Next weekend includes Armistice Day on the Saturday and then Remembrance Sunday. These are always poignant occasions but I anticipate them to be especially so this year.
The First World War has slipped out of living memory; those who served in World War II have mostly passed on; more recent conflicts including Iraq and Afghanistan come into sharper focus. Yet the vital importance to remember – and the desire of many to do so – continues undiminished.
And so we will pause and remember those who made the ultimate sacrifice. We also pray for peace. We long for the day when, as Isaiah says, ‘They will beat their swords into ploughshares and their spears into pruning hooks; nation will not take up sword against nation, nor will they train for way any more’.
We have almost got used to the war waged by Russia against Ukraine grinding on into stalemate. We recoil in horror at the shocking brutality and consequent suffering in Israel and Gaza. We despair that as a human race we seem unable to live peaceably with our neighbours. Remembrance seems especially poignant at this time.
A contemporary hymn by Marjorie Dobson sums up how I feel:
For the sound of war still thunders
through our planet, on this day.
Every hour new victims suffer,
even as we meet to pray.
God, we need your help and guidance

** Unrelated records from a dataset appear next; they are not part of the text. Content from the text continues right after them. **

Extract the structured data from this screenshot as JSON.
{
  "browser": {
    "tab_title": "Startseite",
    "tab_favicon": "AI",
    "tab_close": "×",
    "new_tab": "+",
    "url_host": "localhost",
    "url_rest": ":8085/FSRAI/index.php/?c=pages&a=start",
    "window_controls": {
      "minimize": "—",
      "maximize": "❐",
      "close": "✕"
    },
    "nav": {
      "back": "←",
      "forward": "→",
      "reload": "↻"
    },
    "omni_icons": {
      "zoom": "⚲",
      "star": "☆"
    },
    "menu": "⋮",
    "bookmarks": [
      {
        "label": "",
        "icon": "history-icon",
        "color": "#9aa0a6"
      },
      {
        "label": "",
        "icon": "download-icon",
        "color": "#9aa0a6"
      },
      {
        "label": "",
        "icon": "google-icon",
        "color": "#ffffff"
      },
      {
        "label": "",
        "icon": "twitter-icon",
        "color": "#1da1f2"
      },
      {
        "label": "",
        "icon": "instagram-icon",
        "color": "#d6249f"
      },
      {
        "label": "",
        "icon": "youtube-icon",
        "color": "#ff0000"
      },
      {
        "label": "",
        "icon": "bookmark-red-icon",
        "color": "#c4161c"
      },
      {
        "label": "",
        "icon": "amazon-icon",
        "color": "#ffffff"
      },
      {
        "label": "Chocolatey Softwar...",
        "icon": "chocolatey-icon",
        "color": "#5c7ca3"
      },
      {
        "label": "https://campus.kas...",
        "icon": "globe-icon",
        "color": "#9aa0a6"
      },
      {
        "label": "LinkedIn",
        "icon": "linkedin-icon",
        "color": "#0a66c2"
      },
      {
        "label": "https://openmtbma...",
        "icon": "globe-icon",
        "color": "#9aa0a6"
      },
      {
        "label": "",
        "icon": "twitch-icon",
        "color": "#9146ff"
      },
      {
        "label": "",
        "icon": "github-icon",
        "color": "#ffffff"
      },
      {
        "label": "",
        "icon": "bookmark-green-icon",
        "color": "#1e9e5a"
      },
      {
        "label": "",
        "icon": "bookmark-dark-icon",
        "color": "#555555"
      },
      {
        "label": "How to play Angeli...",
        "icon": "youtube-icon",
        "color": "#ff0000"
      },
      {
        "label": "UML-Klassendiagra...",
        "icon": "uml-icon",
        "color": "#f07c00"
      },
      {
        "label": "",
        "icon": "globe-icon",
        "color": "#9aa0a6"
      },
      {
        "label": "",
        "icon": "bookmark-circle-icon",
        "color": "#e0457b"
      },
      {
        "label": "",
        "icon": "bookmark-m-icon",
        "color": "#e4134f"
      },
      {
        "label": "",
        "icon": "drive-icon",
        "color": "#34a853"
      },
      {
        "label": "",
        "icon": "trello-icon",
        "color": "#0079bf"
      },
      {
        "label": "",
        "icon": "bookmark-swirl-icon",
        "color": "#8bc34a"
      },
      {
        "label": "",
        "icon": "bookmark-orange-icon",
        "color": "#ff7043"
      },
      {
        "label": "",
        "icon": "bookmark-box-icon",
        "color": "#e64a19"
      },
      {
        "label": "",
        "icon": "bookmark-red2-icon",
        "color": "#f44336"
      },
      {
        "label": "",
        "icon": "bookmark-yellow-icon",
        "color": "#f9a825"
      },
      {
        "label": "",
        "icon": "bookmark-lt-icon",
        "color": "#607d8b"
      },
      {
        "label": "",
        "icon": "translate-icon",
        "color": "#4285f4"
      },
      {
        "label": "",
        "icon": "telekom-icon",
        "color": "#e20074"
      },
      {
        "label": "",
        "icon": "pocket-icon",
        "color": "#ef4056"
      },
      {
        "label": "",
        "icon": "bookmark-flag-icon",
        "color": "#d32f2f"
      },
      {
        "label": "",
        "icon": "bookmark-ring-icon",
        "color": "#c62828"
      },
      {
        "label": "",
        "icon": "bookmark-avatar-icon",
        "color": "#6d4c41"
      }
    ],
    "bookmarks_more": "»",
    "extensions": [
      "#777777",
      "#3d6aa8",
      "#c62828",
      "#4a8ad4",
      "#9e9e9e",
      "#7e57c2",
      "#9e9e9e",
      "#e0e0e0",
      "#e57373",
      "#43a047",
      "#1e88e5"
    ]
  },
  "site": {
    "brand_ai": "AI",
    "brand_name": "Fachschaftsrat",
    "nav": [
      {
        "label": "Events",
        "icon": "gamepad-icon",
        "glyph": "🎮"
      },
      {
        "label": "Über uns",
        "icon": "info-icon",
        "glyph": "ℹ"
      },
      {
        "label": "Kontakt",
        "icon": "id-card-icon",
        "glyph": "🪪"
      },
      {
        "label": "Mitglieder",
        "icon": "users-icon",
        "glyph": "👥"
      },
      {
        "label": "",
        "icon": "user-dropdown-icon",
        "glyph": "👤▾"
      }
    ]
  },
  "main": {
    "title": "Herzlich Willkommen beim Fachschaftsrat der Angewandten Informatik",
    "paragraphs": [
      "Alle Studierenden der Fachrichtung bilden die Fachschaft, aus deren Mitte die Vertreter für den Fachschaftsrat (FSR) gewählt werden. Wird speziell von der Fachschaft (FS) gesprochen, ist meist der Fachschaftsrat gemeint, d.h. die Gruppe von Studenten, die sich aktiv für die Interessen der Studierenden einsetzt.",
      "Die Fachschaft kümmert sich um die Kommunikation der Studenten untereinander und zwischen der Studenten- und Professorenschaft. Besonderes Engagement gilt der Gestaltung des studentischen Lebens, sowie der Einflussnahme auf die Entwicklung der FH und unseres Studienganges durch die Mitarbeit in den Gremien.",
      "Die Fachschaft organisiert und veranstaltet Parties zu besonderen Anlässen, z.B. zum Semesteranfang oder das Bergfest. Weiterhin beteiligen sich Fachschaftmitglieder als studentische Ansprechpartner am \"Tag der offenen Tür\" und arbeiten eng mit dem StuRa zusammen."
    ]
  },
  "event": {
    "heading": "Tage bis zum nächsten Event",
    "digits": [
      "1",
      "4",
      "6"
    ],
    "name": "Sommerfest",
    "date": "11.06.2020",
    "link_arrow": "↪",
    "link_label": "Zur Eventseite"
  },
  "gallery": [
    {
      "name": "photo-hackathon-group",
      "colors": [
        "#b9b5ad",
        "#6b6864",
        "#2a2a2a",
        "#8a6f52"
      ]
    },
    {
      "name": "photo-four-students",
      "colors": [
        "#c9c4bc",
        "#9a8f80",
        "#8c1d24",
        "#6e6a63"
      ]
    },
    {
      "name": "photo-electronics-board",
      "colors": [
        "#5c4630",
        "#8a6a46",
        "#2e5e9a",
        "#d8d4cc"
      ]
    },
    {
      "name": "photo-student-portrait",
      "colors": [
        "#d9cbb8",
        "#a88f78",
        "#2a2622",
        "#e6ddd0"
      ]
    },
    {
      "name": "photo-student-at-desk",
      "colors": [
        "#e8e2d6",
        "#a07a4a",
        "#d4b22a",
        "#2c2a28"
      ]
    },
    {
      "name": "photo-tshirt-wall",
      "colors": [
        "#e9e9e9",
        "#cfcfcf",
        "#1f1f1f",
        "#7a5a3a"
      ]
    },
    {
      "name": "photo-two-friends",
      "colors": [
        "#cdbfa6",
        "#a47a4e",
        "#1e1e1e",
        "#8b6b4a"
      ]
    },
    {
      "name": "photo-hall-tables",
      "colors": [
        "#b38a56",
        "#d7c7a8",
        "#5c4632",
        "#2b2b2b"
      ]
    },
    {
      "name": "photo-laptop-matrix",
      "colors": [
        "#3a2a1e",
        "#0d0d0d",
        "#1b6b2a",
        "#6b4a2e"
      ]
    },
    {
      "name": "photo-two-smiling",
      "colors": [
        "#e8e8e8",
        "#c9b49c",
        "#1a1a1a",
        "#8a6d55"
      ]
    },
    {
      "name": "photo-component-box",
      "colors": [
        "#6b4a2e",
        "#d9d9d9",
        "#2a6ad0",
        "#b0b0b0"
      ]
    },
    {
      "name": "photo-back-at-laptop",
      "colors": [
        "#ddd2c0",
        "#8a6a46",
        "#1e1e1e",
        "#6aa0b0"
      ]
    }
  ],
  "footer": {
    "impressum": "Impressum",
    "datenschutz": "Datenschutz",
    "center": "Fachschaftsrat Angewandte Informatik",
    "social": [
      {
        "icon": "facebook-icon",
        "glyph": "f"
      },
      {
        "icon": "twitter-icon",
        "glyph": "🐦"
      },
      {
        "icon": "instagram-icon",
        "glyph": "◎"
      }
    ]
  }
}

in our constant search for peace.
Move us on to new solutions
as we pray that wars may cease.
(Singing the Faith no. 131)
As you pause and remember, I hope you find that there are words that speak powerfully to you.